Yet if Carr had his choice, he’d like to see more teams added. After all, he was involved in one of these situations in 2006. Had then-No. 2 Michigan beaten No. 1 Ohio State, the Wolverines would have gone to the national championship game. There had been talk of the two teams playing again in the BCS title game, but the polls and computers selected Florida to play the Buckeyes.

Of course, it mattered little as the Gators - led by quarterbacks Chris Leak and Tim Tebow - won the national title. Had there been a playoff, though, who knows what would have happened.

“I was with (Big Ten) commissioner (Jim) Delany last night,” Carr said. “I have great regard for him and it does not sound like, in listening to him, it does not sound like a playoff is (going to happen).
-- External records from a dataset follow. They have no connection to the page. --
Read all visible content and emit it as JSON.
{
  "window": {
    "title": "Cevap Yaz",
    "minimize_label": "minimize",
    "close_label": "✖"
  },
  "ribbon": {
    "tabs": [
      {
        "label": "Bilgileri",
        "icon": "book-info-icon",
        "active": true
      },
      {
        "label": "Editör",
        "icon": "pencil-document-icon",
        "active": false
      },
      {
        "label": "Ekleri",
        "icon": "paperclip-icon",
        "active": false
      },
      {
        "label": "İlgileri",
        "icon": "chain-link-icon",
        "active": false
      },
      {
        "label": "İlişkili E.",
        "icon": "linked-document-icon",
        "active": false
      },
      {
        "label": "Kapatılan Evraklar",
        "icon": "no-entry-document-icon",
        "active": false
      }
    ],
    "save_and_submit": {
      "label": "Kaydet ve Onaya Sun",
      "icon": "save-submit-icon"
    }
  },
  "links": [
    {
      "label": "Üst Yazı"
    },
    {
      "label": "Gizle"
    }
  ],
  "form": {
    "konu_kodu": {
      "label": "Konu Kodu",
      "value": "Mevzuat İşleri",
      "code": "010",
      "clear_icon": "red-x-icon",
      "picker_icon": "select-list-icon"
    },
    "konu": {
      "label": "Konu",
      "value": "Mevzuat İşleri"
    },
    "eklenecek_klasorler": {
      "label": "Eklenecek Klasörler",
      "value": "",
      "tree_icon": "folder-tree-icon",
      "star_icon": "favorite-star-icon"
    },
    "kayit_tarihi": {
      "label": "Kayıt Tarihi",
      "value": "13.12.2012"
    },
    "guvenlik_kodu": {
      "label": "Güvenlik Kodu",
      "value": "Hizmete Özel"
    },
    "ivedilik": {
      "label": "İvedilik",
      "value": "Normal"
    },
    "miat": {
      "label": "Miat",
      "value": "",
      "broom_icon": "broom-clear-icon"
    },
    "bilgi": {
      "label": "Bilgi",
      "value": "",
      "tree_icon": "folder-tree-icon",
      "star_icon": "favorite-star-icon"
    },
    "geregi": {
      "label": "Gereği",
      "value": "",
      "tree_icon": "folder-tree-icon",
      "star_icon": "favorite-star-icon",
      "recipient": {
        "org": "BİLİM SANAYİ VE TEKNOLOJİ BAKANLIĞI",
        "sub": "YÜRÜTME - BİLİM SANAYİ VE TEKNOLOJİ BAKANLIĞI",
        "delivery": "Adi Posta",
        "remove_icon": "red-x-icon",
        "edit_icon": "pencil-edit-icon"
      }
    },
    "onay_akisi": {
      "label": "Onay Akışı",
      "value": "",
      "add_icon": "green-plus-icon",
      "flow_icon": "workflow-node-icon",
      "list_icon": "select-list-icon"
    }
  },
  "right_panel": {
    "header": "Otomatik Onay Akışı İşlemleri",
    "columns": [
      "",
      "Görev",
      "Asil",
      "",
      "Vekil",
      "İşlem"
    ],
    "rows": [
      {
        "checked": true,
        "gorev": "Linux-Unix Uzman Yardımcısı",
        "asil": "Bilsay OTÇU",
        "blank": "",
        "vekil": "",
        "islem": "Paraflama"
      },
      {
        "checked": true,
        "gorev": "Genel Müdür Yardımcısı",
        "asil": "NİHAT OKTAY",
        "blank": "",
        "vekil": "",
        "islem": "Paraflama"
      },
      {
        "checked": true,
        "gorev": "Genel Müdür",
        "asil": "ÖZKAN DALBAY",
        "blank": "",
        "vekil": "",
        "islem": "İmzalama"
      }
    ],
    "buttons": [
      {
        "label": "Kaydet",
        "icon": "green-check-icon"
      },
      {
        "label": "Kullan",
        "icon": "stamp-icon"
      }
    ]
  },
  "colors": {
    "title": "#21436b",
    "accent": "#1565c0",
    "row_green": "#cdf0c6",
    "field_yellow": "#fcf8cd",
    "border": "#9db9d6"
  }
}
“But, that doesn’t mean you can’t expand what we do have to four teams.”

Michael Rothstein covers University of Michigan basketball for He can be reached at (734) 623-2558 or at


FW Flyer

Mon, Aug 3, 2009 : 9:38 a.m.

I would argue an 8 team playoff is the fairest, as it would include the champion of every major conference plus a couple wild cards. Of course this would put more pressure on coaches who didn't make the playoffs who now can tout long bowl streaks, despite many of them being fourth-tier games.


Sat, Aug 1, 2009 : 7:36 p.m.

Every football,basketball,baseball,hocket etc.. HAVE PLAYOFFS! Why dont D1 college football? And these stupid reporters that stick up for them -WHY? do they get paid extra to defend the BCS? High school and college all have playoffs, 4 teams is great. Anymore would not be good. Unless you have any more teams thats undefeated. HINT -Utah Why dont they just come out and say -Utah,Uconn,Boise St none of you will never have a shot at the BCS championship -maybe then would I respect it.


Sat, Aug 1, 2009 : 3:48 p.m.

For starters, the Big 10 should have a championship game. I know they have 11 teams, but the solution is simple - just ignore MSU's record and act as if they're not even in the league. Then there would be two 5-team divisions. Go Blue!!!


Sat, Aug 1, 2009 : 2:05 a.m.

i think the way to go right now is a plus 1 game. which is basically a 4 team playoff. once you start talking about 16 teams you are taking away the importance of the regular season which makes the games exciting. i mean does anybody reall4y think the 16th team in the country last year could beat florida or oklahoma. college football does not have anywhere near the parody of the nfl so 8 teams at the most but 16 is just way too much.

Michael Rothstein

Fri, Jul 31, 2009 : 5:38 p.m.

Tater, I'm with you on a playoff. It's always been a debate among sportswriters as well as to whether or not a playoff is good or not. Me, I'll always be for it if for no other reason than if it is good enough for Division II, Division III and Division I-AA (Football Championship Subdivision), it should be good enough for the upper echelon. But that's another subject for another day.


Fri, Jul 31, 2009 : 5:33 p.m.

Pretty soon stuff like this won't matter. Michigan and RR will march through one season after another undefeated, win their NC bowl game, and leave everyone else scrambling to figure out how to derail the Maize and Blue juggernaut.


Fri, Jul 31, 2009 : 5:14 p.m.

Pretty slick: have a playoff without actually calling it a playoff. Maybe that's how you do it. Expand it to four games. Once the genie is out of the bottle, they can go to eight or sixteen teams. They could actually do four teams this season with the same schedule. Two bowls would be the semis, and the NC game a week later would have two teams that played a week earlier instead of two months earlier.